Sunday, September 13, 2009
Just to sum up the last three posts.
There were three people who claim they did nothing wrong while removing the equivalent of a six figure income annually from their So Cal homes. These six figure jobs supported many consumption oriented jobs this decade.
Now the economy no longer has these equity jobs or the retail jobs they created, what will drive the Cal recovery?
Ron Nash is not someone who's shy about pushing to get what he wants; he's a motivational speaker, headhunter and author of "How to Find Your Dream Job; Even in a Recession."
The lender offered an extremely low rate, 2.8%, which sounded great. The problem was the value of his property has dropped from $840,000 to about $620,000 and the lender would do nothing to reduce the mortgage balance. Nash believed he would be upside-down on his mortgage, owing more than the house was worth, for years.
CNN has multiple posts on this motivational speaker. They also have a few incorrect facts. The home in question was purchased in 2000 for $398K and then refinanced until Mr Nash owed $840K. Even without adjusting for if this home had been purchased and paid for the "traditional' way, Mr Nash still removed approximately $60K post tax per year from this home. Once again this is equivalent to adding a pre tax six figure job to his family income. I doubt his motivational speaking pays $100K annually.
Mr Nash comes off as a wonderful guy. He continuously borrowed money from his home and then went to the press and claimed it was unacceptable that he should need to pay back the money at a 2.8% APR.
One five-bedroom bungalow by the beach has been hanging over her, at $1.2 million, since January. The owners, who bought the house as a second home, aren't willing to lower the price, but they need to sell it to pay off debt borrowed against it during the boom. In the meantime, they're renting the place out to their own children.
Well at least in this article the owners admit they borrowed against the home during the boom.

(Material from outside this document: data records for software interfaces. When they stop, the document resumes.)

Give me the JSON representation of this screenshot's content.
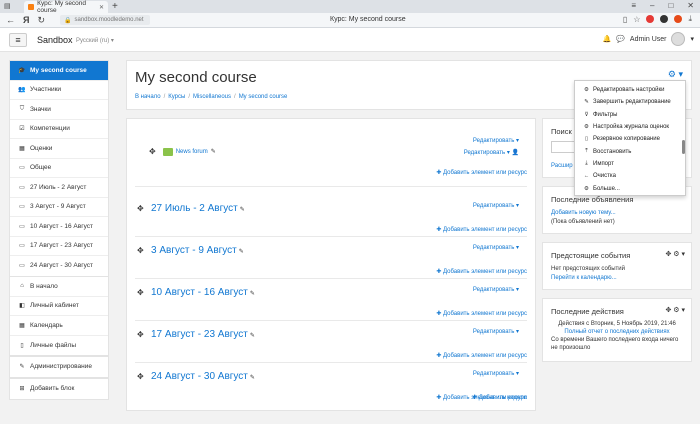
{
  "browser": {
    "tab_title": "Курс: My second course",
    "address": "sandbox.moodledemo.net",
    "page_title": "Курс: My second course",
    "yandex_letter": "Я"
  },
  "navbar": {
    "brand": "Sandbox",
    "language": "Русский (ru) ▾",
    "user_name": "Admin User"
  },
  "drawer": {
    "group1": [
      {
        "icon": "graduation-cap-icon",
        "label": "My second course",
        "active": true
      },
      {
        "icon": "users-icon",
        "label": "Участники"
      },
      {
        "icon": "shield-icon",
        "label": "Значки"
      },
      {
        "icon": "check-square-icon",
        "label": "Компетенции"
      },
      {
        "icon": "table-icon",
        "label": "Оценки"
      },
      {
        "icon": "folder-icon",
        "label": "Общее"
      },
      {
        "icon": "folder-icon",
        "label": "27 Июль - 2 Август"
      },
      {
        "icon": "folder-icon",
        "label": "3 Август - 9 Август"
      },
      {
        "icon": "folder-icon",
        "label": "10 Август - 16 Август"
      },
      {
        "icon": "folder-icon",
        "label": "17 Август - 23 Август"
      },
      {
        "icon": "folder-icon",
        "label": "24 Август - 30 Август"
      }
    ],
    "group2": [
      {
        "icon": "home-icon",
        "label": "В начало"
      },
      {
        "icon": "dashboard-icon",
        "label": "Личный кабинет"
      },
      {
        "icon": "calendar-icon",
        "label": "Календарь"
      },
      {
        "icon": "file-icon",
        "label": "Личные файлы"
      }
    ],
    "group3": [
      {
        "icon": "wrench-icon",
        "label": "Администрирование"
      }
    ],
    "group4": [
      {
        "icon": "plus-square-icon",
        "label": "Добавить блок"
      }
    ]
  },
  "header": {
    "title": "My second course",
    "breadcrumb": [
      "В начало",
      "Курсы",
      "Miscellaneous",
      "My second course"
    ]
  },
  "content": {
    "edit_label": "Редактировать ▾",
    "add_label": "Добавить элемент или ресурс",
    "add_week_label": "Добавить недели",
    "forum_name": "News forum",
    "sections": [
      "27 Июль - 2 Август",
      "3 Август - 9 Август",
      "10 Август - 16 Август",
      "17 Август - 23 Август",
      "24 Август - 30 Август"
    ]
  },
  "blocks": {
    "search": {
      "title": "Поиск",
      "advanced": "Расшир"
    },
    "news": {
      "title": "Последние объявления",
      "link": "Добавить новую тему...",
      "note": "(Пока объявлений нет)"
    },
    "events": {
      "title": "Предстоящие события",
      "note": "Нет предстоящих событий",
      "link": "Перейти к календарю..."
    },
    "activity": {
      "title": "Последние действия",
      "since": "Действия с Вторник, 5 Ноябрь 2019, 21:46",
      "report": "Полный отчет о последних действиях",
      "note_line1": "Со времени Вашего последнего входа ничего",
      "note_line2": "не произошло"
    }
  },
  "menu": [
    {
      "icon": "gear-icon",
      "label": "Редактировать настройки"
    },
    {
      "icon": "pencil-icon",
      "label": "Завершить редактирование"
    },
    {
      "icon": "filter-icon",
      "label": "Фильтры"
    },
    {
      "icon": "gear-icon",
      "label": "Настройка журнала оценок"
    },
    {
      "icon": "file-icon",
      "label": "Резервное копирование"
    },
    {
      "icon": "upload-icon",
      "label": "Восстановить"
    },
    {
      "icon": "download-icon",
      "label": "Импорт"
    },
    {
      "icon": "arrow-left-icon",
      "label": "Очистка"
    },
    {
      "icon": "gear-icon",
      "label": "Больше..."
    }
  ],
  "colors": {
    "accent": "#1177d1",
    "background": "#f2f2f2"
  }
}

The home was bought Dec 1998 for $725K it is currently listed at the amount needed to pay off accumulated debt, $1.175MM. If the home was purchased with 20% down on a fixed amortizing loan and not refinanced the owners would currently owe about $485K. This means each year for 10 years the owners removed $65,000 post tax dollars from their home versus "traditional" mortgage paydown actions.
In other words just another owner in So Cal that added another $100K pre tax income to their household prior to the boom. How many $100K jobs are there in So Cal? How is the Cal economy going to recover?